WRECK OF THE GEO. M. CASE
Dismasted and dismantled, a perfect wreck above decks, was the condition of the schooner George M. Case when she arrived in Chicago on Wednesday morning. All that remained of her outfit was a single boatdavit and the chainplates. Tuesday morning the Chase was in the vicinity of Milwaukee when the easterly storm was at its height, but her course was not swerved; she was kept straight up the lake toward Chicago. All her sails were reefed down so close that the gallant little craft made excellent weather of the storm. About 7 o'clock in the morning, when she was nearly midway between Racine and Milwaukee, a terrific rain squall from the eastward swooped down on the vessel, and before a hand could be lifted to relieve her of her canvas, her foremast, jib-boom, and bowsprit went by the board with a terrific crash, followed an instant later by the mizzen, which fell over the starboard quarter and crushed the yawlboat into a thousand pieces. Without sails the Case fell off into the trough of the sea, where she rolled and pitched wildly until she was relieved of the weight of the wreckage on her side. The mainmast alone was standing, and being unsupported by stays, it began to creek and rock so violently that it also threatened to go by the board.
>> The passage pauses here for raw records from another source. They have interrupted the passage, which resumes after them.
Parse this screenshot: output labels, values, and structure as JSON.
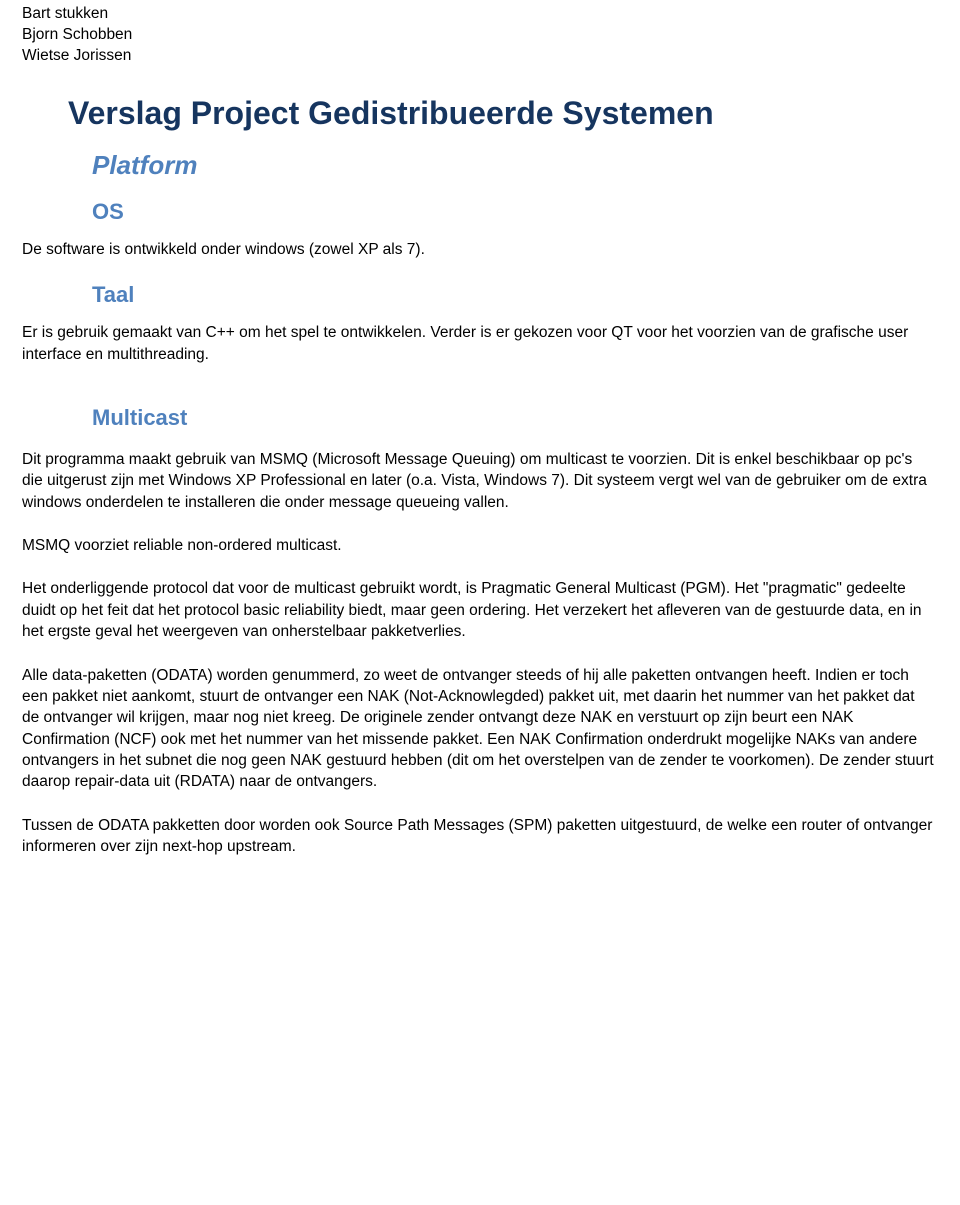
{
  "authors": [
    "Bart stukken",
    "Bjorn Schobben",
    "Wietse Jorissen"
  ],
  "title": "Verslag Project Gedistribueerde Systemen",
  "platform_heading": "Platform",
  "os_heading": "OS",
  "os_text": "De software is ontwikkeld onder windows (zowel XP als 7).",
  "taal_heading": "Taal",
  "taal_text": "Er is gebruik gemaakt van C++ om het spel te ontwikkelen. Verder is er gekozen voor QT voor het voorzien van de grafische user interface en multithreading.",
  "multicast_heading": "Multicast",
  "multicast_p1": "Dit programma maakt gebruik van MSMQ (Microsoft Message Queuing) om multicast te voorzien. Dit is enkel beschikbaar op pc's die uitgerust zijn met Windows XP Professional en later (o.a. Vista, Windows 7). Dit systeem vergt wel van de gebruiker om de extra windows onderdelen te installeren die onder message queueing vallen.",
  "multicast_p2": "MSMQ voorziet reliable non-ordered multicast.",
  "multicast_p3": "Het onderliggende protocol dat voor de multicast gebruikt wordt, is Pragmatic General Multicast (PGM). Het \"pragmatic\" gedeelte duidt op het feit dat het protocol basic reliability biedt, maar geen ordering. Het verzekert het afleveren van de gestuurde data, en in het ergste geval het weergeven van onherstelbaar pakketverlies.",
  "multicast_p4": "Alle data-paketten (ODATA) worden genummerd, zo weet de ontvanger steeds of hij alle paketten ontvangen heeft. Indien er toch een pakket niet aankomt, stuurt de ontvanger een NAK (Not-Acknowlegded) pakket uit, met daarin het nummer van het pakket dat de ontvanger wil krijgen, maar nog niet kreeg. De originele zender ontvangt deze NAK en verstuurt op zijn beurt een NAK Confirmation (NCF) ook met het nummer van het missende pakket. Een NAK Confirmation onderdrukt mogelijke NAKs van andere ontvangers in het subnet die nog geen NAK gestuurd hebben (dit om het overstelpen van de zender te voorkomen). De zender stuurt daarop repair-data uit (RDATA) naar de ontvangers.",
  "multicast_p5": "Tussen de ODATA pakketten door worden ook Source Path Messages (SPM) paketten uitgestuurd, de welke een router of ontvanger informeren over zijn next-hop upstream."
}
Capt. McDonald, thinking that it was a menace to the lives of his crew, detached a man with an axe to cut it down. Once free of the mainmast the crew worked with a will to relieve the dismantled craft of the dangerous wreckage. They threw themselves into the tangled meshes of gear and rigging, and for two hours, most of which time they had to stand in water waist deep, while vicious seas constantly broke over them, they worked hard in cutting away the wreck. Every sea would carry the ponderous mass inboard above the heads of the crew, threatening to crush them under its weight, and then it would recede in the lake again, and bring up with a force which threatened to tear out the Case's entire rail. It was finally removed, however, and the vessel, relieved of its weight, drifted slowly toward the land into smoother water. When she was in about ten fathoms Captain McDonald had the anchors cast overboard and she rode out the rest of the gale in comparative safety. Tuesday evening the tug Welcome, of Milwaukee, picked up the dismantled hull and towed it to Chicago....(bottom of page missing)